All the proceedings of Lieutenant-Colonel Baylor appear to have been marked by prudence, energy, and sagacity, and to be deserving of high praise. The result of this action has been the securing to the Confederacy of a portion of the territory formerly common to all the States but now forming a natural appendage to our Confederate States, opening a pathway to the Pacific and guaranteeing Western Texas from the dangers incident to allowing the Indian tribes in that extensive territory to remain under foreign influence. The report herewith presented, marked A,* gives a satisfactory statement of the proceedings of Colonel Baylor. Since his success in expelling the Federal troops and taking peaceful possession of the Territory an effort has been made by the United States to disturb the tranquillity of the inhabitants by sending in a force of about 2,500 men, under Colonel Canby, who at the last advices was marching toward the headquarters of Colonel Baylor at Dona Ana. This movement had, however, been anticipated, and General Sibley, to whom that military department has been confided, had already sent forward two regiments to the support of Colonel Baylor, and was on the eve of following them himself with a third. There is no doubt that the entire force of General Sibley must already have arrived within supporting distance of Colonel Baylor's command, and full confidence was entertained by our leaders that they will be able to drive the invading forces out of our territory. The letters of General Sibley of November 8 and 16 are appended for the further information of Congress. #
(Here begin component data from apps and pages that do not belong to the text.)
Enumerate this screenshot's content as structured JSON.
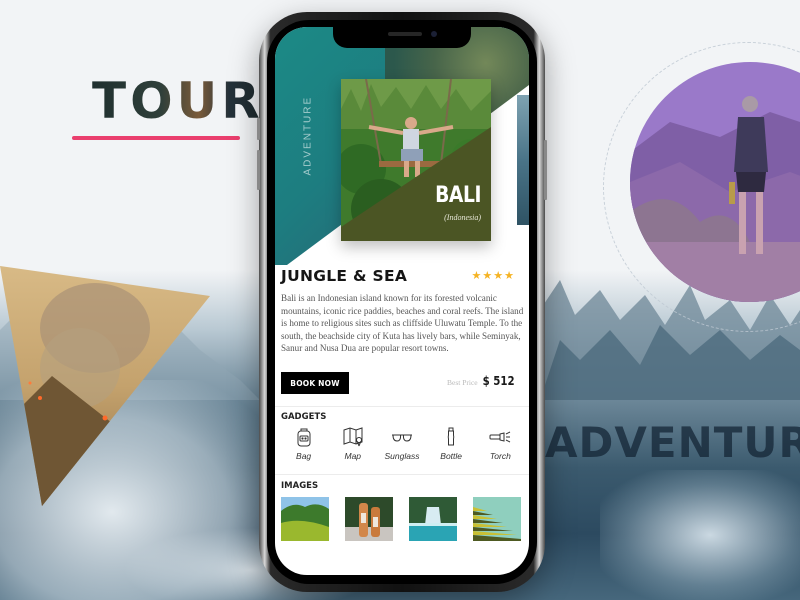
{
  "background": {
    "tour_title": "TOUR",
    "adventure_text": "ADVENTURE",
    "accent_color": "#ea3f6e"
  },
  "app": {
    "hero": {
      "vertical_label": "ADVENTURE",
      "destination": "BALI",
      "country": "(Indonesia)"
    },
    "tour": {
      "title": "JUNGLE & SEA",
      "rating_stars": 4,
      "stars_text": "★★★★",
      "description": "Bali is an Indonesian island known for its forested volcanic mountains, iconic rice paddies, beaches and coral reefs. The island is home to religious sites such as cliffside Uluwatu Temple. To the south, the beachside city of Kuta has lively bars, while Seminyak, Sanur and Nusa Dua are popular resort towns.",
      "book_label": "BOOK NOW",
      "price_label": "Best Price",
      "price": "$ 512"
    },
    "gadgets": {
      "title": "GADGETS",
      "items": [
        {
          "label": "Bag",
          "icon": "backpack-icon"
        },
        {
          "label": "Map",
          "icon": "map-icon"
        },
        {
          "label": "Sunglass",
          "icon": "sunglasses-icon"
        },
        {
          "label": "Bottle",
          "icon": "bottle-icon"
        },
        {
          "label": "Torch",
          "icon": "flashlight-icon"
        }
      ]
    },
    "images": {
      "title": "IMAGES",
      "items": [
        {
          "subject": "jungle hills"
        },
        {
          "subject": "tigers"
        },
        {
          "subject": "waterfall"
        },
        {
          "subject": "rice terraces"
        }
      ]
    },
    "colors": {
      "hero_teal": "#1c8a86",
      "card_olive": "#4b5524",
      "star": "#f5b324"
    }
  }
}
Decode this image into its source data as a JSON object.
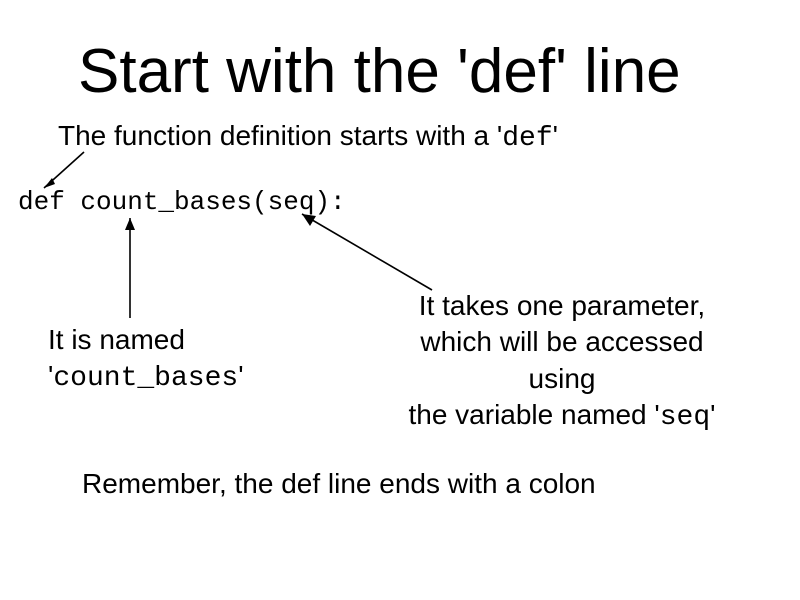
{
  "title": "Start with the 'def' line",
  "subtitle_prefix": "The function definition starts with a '",
  "subtitle_code": "def",
  "subtitle_suffix": "'",
  "code_line": "def count_bases(seq):",
  "label_named_line1": "It is named",
  "label_named_line2_prefix": "'",
  "label_named_line2_code": "count_bases",
  "label_named_line2_suffix": "'",
  "label_param_line1": "It takes one parameter,",
  "label_param_line2": "which will be accessed",
  "label_param_line3": "using",
  "label_param_line4_prefix": "the variable named '",
  "label_param_line4_code": "seq",
  "label_param_line4_suffix": "'",
  "footer": "Remember, the def line ends with a colon"
}
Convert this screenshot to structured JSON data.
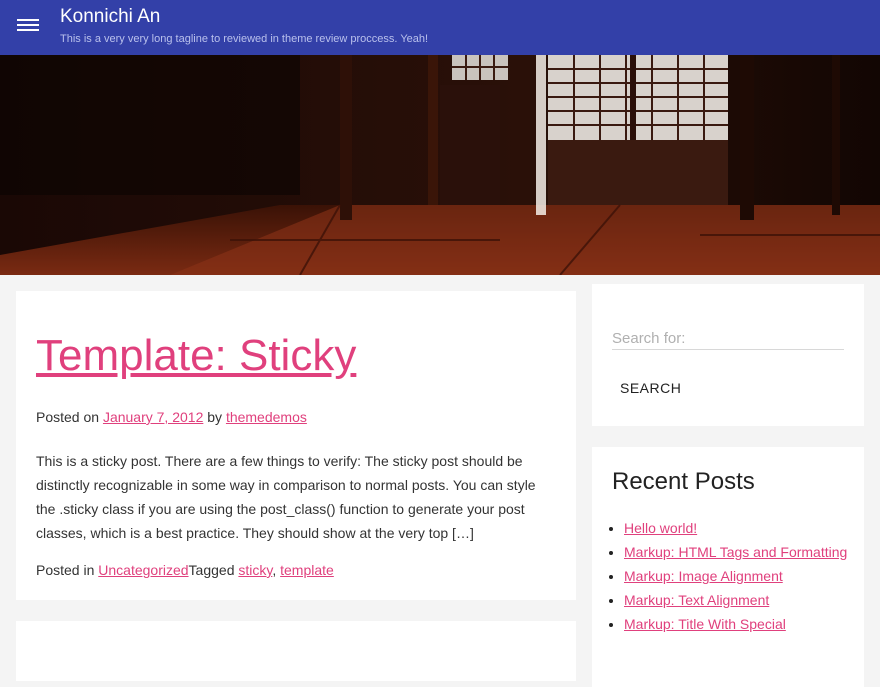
{
  "header": {
    "site_title": "Konnichi An",
    "tagline": "This is a very very long tagline to reviewed in theme review proccess. Yeah!"
  },
  "post": {
    "title": "Template: Sticky",
    "posted_on_label": "Posted on",
    "date": "January 7, 2012",
    "by_label": "by",
    "author": "themedemos",
    "excerpt": "This is a sticky post. There are a few things to verify: The sticky post should be distinctly recognizable in some way in comparison to normal posts. You can style the .sticky class if you are using the post_class() function to generate your post classes, which is a best practice. They should show at the very top […]",
    "posted_in_label": "Posted in",
    "category": "Uncategorized",
    "tagged_label": "Tagged",
    "tags": [
      "sticky",
      "template"
    ],
    "tag_separator": ", "
  },
  "sidebar": {
    "search_placeholder": "Search for:",
    "search_button": "SEARCH",
    "recent_title": "Recent Posts",
    "recent_posts": [
      "Hello world!",
      "Markup: HTML Tags and Formatting",
      "Markup: Image Alignment",
      "Markup: Text Alignment",
      "Markup: Title With Special"
    ]
  },
  "colors": {
    "header_bg": "#3340a8",
    "link": "#e0407d"
  }
}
In organizing a more permanent Territorial government for Arizona, with its present expanded boundaries, I beg to suggest that the population is of so mixed a character, and the number of inhabitants educated in representative institutions is so limited, that it would scarcely be practicable to maintain social order and insure the execution of the laws by an elective government. Some system analogous
*See Series I, VOL. IV, pp. 16-22.
#That of November 8 not found. For November 16, see Series I, VOL. IV, p. 141.